In 2013, there were 40 licensed abortion facilities in Texas. Once that state's TRAP law (Targeted Regulation of Abortion Providers; read up on them if you don't know) went into effect, the number quickly dwindled to just eight. As a direct result, the number of women forced to drive over 150 miles for an abortion increased by 350 percent, a fact that the 5th Circuit Court of Appeals in New Orleans acknowledged in its 2-1 ruling to uphold the Louisiana law. But, the court stated in its opinion, Louisiana's law "does not impose a substantial burden on a large fraction of women," like the Texas one did. The court estimated that only 30 percent of Louisiana women would be affected. "Only," ha. However, the Associated Press reported that opponents of the law argue that the real number is closer to 70 percent.

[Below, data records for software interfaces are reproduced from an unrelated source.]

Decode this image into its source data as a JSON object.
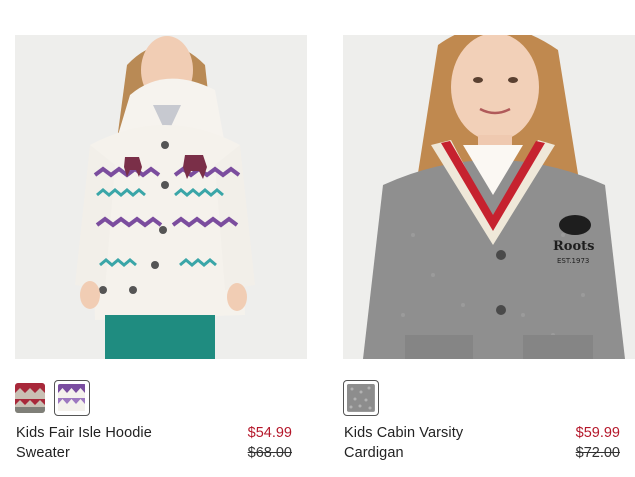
{
  "products": [
    {
      "name": "Kids Fair Isle Hoodie Sweater",
      "sale_price": "$54.99",
      "original_price": "$68.00",
      "image_alt": "Girl wearing a white fair isle hoodie sweater with purple and teal patterns",
      "swatches": [
        {
          "color_primary": "#a8283a",
          "color_secondary": "#c9c0b4",
          "selected": false
        },
        {
          "color_primary": "#7a4da0",
          "color_secondary": "#f4f1ec",
          "selected": true
        }
      ]
    },
    {
      "name": "Kids Cabin Varsity Cardigan",
      "sale_price": "$59.99",
      "original_price": "$72.00",
      "image_alt": "Girl wearing a grey cabin varsity cardigan with red and cream trim",
      "swatches": [
        {
          "color_primary": "#8d8d8d",
          "color_secondary": "#b2b2b2",
          "selected": true
        }
      ]
    }
  ],
  "colors": {
    "sale": "#b5182b",
    "text": "#222222",
    "photo_bg": "#eeeeec"
  }
}
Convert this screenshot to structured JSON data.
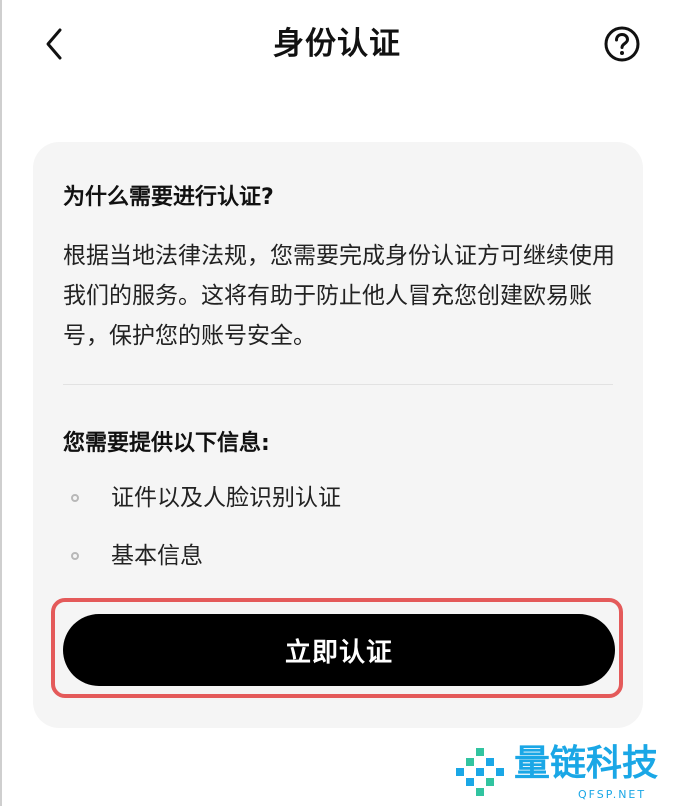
{
  "header": {
    "title": "身份认证",
    "back_icon": "chevron-left-icon",
    "help_icon": "question-circle-icon"
  },
  "card": {
    "why_heading": "为什么需要进行认证?",
    "why_text": "根据当地法律法规，您需要完成身份认证方可继续使用我们的服务。这将有助于防止他人冒充您创建欧易账号，保护您的账号安全。",
    "need_heading": "您需要提供以下信息:",
    "items": [
      "证件以及人脸识别认证",
      "基本信息"
    ],
    "verify_button_label": "立即认证"
  },
  "watermark": {
    "text": "量链科技",
    "subtext": "QFSP.NET"
  },
  "colors": {
    "accent_button": "#000000",
    "highlight": "#e45a5a",
    "card_background": "#f5f5f5",
    "watermark": "#1aa7e6"
  }
}
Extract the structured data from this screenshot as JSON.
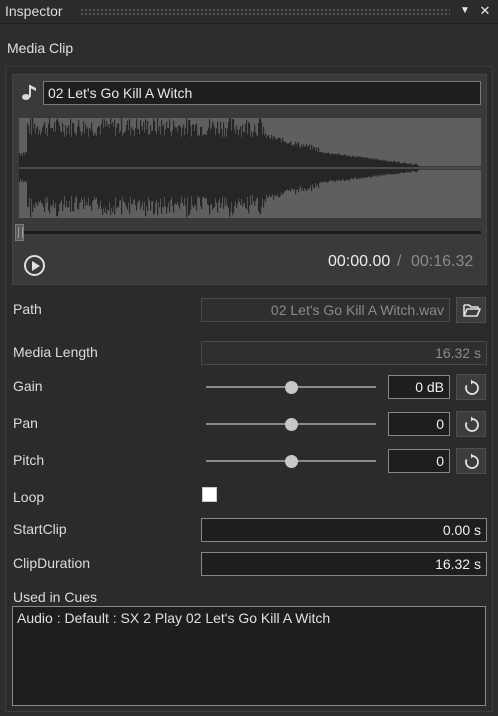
{
  "window": {
    "title": "Inspector",
    "dropdown_glyph": "▼",
    "close_glyph": "✕"
  },
  "section": {
    "title": "Media Clip"
  },
  "media": {
    "clip_name": "02 Let's Go Kill A Witch",
    "current_time": "00:00.00",
    "separator": "/",
    "total_time": "00:16.32",
    "icon": "music-note-icon"
  },
  "properties": {
    "path_label": "Path",
    "path_value": "02 Let's Go Kill A Witch.wav",
    "media_length_label": "Media Length",
    "media_length_value": "16.32 s",
    "gain_label": "Gain",
    "gain_value": "0 dB",
    "gain_slider_level": 0.5,
    "pan_label": "Pan",
    "pan_value": "0",
    "pan_slider_level": 0.5,
    "pitch_label": "Pitch",
    "pitch_value": "0",
    "pitch_slider_level": 0.5,
    "loop_label": "Loop",
    "loop_checked": false,
    "start_clip_label": "StartClip",
    "start_clip_value": "0.00 s",
    "clip_duration_label": "ClipDuration",
    "clip_duration_value": "16.32 s"
  },
  "cues": {
    "label": "Used in Cues",
    "items": [
      "Audio : Default : SX 2 Play 02 Let's Go Kill A Witch"
    ]
  },
  "colors": {
    "background": "#2d2d2d",
    "field": "#1e1e1e",
    "waveform_bg": "#5f5f5f",
    "waveform": "#262626"
  }
}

The dissenting judge, Patrick Higginbotham, said that his colleagues failed to consider "undue burden" as it was defined by the Supreme Court. "I fail to see how a statute with no medical benefit that is likely to restrict access to abortion can be considered anything but 'undue,'" he wrote in his dissent, per the AP. The concept was first defined by the Supreme Court in 1992's Planned Parenthood v. Casey as such: "a state regulation [that] has the purpose or effect of placing a substantial obstacle in the path of a woman seeking an abortion of a nonviable fetus."

When applying the undue burden standard to the Texas TRAP law in 2016's Whole Woman's Health v. Hellerstedt, the Supreme Court ruled that there was "no significant health-related problem" that would be improved by requiring admitting privileges for doctors, and the resulting loss of access to abortion providers led to increased crowding, waiting times, and driving distances for women seeking care. All of these, "when viewed in light of the virtual absence of any health benefit," Justice Stephen Breyer wrote, absolutely meet the criteria for an undue burden, and that's unconstitutional. At least for now.